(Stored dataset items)
-- Opening Marker --

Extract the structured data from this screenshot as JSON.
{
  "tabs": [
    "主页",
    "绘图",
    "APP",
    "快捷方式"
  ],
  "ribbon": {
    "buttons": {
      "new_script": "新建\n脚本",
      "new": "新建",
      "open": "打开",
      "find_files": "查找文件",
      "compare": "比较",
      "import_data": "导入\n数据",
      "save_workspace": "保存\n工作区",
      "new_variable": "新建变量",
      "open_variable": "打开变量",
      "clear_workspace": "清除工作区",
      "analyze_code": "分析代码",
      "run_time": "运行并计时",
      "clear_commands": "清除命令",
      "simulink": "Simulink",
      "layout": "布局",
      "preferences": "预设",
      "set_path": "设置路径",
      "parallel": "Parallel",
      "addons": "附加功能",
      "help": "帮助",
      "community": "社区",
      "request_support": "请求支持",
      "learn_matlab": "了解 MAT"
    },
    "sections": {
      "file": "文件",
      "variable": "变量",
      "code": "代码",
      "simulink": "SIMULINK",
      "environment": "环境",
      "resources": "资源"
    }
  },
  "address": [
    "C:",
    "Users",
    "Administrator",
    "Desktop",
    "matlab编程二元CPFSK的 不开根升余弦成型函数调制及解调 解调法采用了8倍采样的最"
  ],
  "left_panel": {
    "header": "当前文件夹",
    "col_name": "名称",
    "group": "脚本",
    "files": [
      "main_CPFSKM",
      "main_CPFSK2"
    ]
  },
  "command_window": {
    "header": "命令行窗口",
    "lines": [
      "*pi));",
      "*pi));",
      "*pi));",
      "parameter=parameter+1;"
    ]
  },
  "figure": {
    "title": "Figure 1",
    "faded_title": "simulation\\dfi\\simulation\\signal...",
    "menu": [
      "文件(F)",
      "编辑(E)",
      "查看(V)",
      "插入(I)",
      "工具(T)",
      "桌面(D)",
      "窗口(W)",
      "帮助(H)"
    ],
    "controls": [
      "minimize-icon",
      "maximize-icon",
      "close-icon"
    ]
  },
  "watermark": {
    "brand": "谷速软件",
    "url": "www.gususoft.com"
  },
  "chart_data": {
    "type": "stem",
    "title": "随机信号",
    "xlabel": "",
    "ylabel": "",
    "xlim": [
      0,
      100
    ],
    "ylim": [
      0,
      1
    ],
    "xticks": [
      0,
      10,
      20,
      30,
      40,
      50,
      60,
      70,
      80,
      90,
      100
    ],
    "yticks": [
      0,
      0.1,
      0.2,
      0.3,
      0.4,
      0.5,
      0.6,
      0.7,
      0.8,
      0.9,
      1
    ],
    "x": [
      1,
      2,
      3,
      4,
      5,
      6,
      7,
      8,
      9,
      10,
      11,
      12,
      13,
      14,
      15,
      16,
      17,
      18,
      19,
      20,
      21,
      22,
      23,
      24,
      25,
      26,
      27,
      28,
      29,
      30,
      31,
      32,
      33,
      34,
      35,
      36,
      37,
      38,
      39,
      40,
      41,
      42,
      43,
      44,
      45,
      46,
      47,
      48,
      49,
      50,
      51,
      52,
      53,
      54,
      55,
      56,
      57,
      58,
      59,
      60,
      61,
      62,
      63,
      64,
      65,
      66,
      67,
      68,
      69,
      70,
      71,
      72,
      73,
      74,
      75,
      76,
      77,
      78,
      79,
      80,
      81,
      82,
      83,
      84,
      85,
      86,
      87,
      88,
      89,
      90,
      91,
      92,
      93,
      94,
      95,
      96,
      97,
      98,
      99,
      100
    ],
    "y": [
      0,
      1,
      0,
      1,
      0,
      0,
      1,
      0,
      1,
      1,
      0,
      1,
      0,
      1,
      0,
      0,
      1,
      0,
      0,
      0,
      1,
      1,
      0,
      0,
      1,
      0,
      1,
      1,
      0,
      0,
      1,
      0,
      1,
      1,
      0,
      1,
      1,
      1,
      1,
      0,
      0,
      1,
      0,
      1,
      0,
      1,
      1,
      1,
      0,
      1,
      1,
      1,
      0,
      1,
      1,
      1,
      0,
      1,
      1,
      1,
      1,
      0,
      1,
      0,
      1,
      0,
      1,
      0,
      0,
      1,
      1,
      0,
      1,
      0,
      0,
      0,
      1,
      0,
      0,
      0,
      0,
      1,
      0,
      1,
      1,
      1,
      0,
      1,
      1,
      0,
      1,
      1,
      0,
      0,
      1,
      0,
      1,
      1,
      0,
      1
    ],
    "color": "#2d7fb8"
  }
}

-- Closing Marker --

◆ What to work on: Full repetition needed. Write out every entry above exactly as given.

◆ Exercise result:
Extract the structured data from this screenshot as JSON.
{
  "tabs": [
    "主页",
    "绘图",
    "APP",
    "快捷方式"
  ],
  "ribbon": {
    "buttons": {
      "new_script": "新建\n脚本",
      "new": "新建",
      "open": "打开",
      "find_files": "查找文件",
      "compare": "比较",
      "import_data": "导入\n数据",
      "save_workspace": "保存\n工作区",
      "new_variable": "新建变量",
      "open_variable": "打开变量",
      "clear_workspace": "清除工作区",
      "analyze_code": "分析代码",
      "run_time": "运行并计时",
      "clear_commands": "清除命令",
      "simulink": "Simulink",
      "layout": "布局",
      "preferences": "预设",
      "set_path": "设置路径",
      "parallel": "Parallel",
      "addons": "附加功能",
      "help": "帮助",
      "community": "社区",
      "request_support": "请求支持",
      "learn_matlab": "了解 MAT"
    },
    "sections": {
      "file": "文件",
      "variable": "变量",
      "code": "代码",
      "simulink": "SIMULINK",
      "environment": "环境",
      "resources": "资源"
    }
  },
  "address": [
    "C:",
    "Users",
    "Administrator",
    "Desktop",
    "matlab编程二元CPFSK的 不开根升余弦成型函数调制及解调 解调法采用了8倍采样的最"
  ],
  "left_panel": {
    "header": "当前文件夹",
    "col_name": "名称",
    "group": "脚本",
    "files": [
      "main_CPFSKM",
      "main_CPFSK2"
    ]
  },
  "command_window": {
    "header": "命令行窗口",
    "lines": [
      "*pi));",
      "*pi));",
      "*pi));",
      "parameter=parameter+1;"
    ]
  },
  "figure": {
    "title": "Figure 1",
    "faded_title": "simulation\\dfi\\simulation\\signal...",
    "menu": [
      "文件(F)",
      "编辑(E)",
      "查看(V)",
      "插入(I)",
      "工具(T)",
      "桌面(D)",
      "窗口(W)",
      "帮助(H)"
    ],
    "controls": [
      "minimize-icon",
      "maximize-icon",
      "close-icon"
    ]
  },
  "watermark": {
    "brand": "谷速软件",
    "url": "www.gususoft.com"
  },
  "chart_data": {
    "type": "stem",
    "title": "随机信号",
    "xlabel": "",
    "ylabel": "",
    "xlim": [
      0,
      100
    ],
    "ylim": [
      0,
      1
    ],
    "xticks": [
      0,
      10,
      20,
      30,
      40,
      50,
      60,
      70,
      80,
      90,
      100
    ],
    "yticks": [
      0,
      0.1,
      0.2,
      0.3,
      0.4,
      0.5,
      0.6,
      0.7,
      0.8,
      0.9,
      1
    ],
    "x": [
      1,
      2,
      3,
      4,
      5,
      6,
      7,
      8,
      9,
      10,
      11,
      12,
      13,
      14,
      15,
      16,
      17,
      18,
      19,
      20,
      21,
      22,
      23,
      24,
      25,
      26,
      27,
      28,
      29,
      30,
      31,
      32,
      33,
      34,
      35,
      36,
      37,
      38,
      39,
      40,
      41,
      42,
      43,
      44,
      45,
      46,
      47,
      48,
      49,
      50,
      51,
      52,
      53,
      54,
      55,
      56,
      57,
      58,
      59,
      60,
      61,
      62,
      63,
      64,
      65,
      66,
      67,
      68,
      69,
      70,
      71,
      72,
      73,
      74,
      75,
      76,
      77,
      78,
      79,
      80,
      81,
      82,
      83,
      84,
      85,
      86,
      87,
      88,
      89,
      90,
      91,
      92,
      93,
      94,
      95,
      96,
      97,
      98,
      99,
      100
    ],
    "y": [
      0,
      1,
      0,
      1,
      0,
      0,
      1,
      0,
      1,
      1,
      0,
      1,
      0,
      1,
      0,
      0,
      1,
      0,
      0,
      0,
      1,
      1,
      0,
      0,
      1,
      0,
      1,
      1,
      0,
      0,
      1,
      0,
      1,
      1,
      0,
      1,
      1,
      1,
      1,
      0,
      0,
      1,
      0,
      1,
      0,
      1,
      1,
      1,
      0,
      1,
      1,
      1,
      0,
      1,
      1,
      1,
      0,
      1,
      1,
      1,
      1,
      0,
      1,
      0,
      1,
      0,
      1,
      0,
      0,
      1,
      1,
      0,
      1,
      0,
      0,
      0,
      1,
      0,
      0,
      0,
      0,
      1,
      0,
      1,
      1,
      1,
      0,
      1,
      1,
      0,
      1,
      1,
      0,
      0,
      1,
      0,
      1,
      1,
      0,
      1
    ],
    "color": "#2d7fb8"
  }
}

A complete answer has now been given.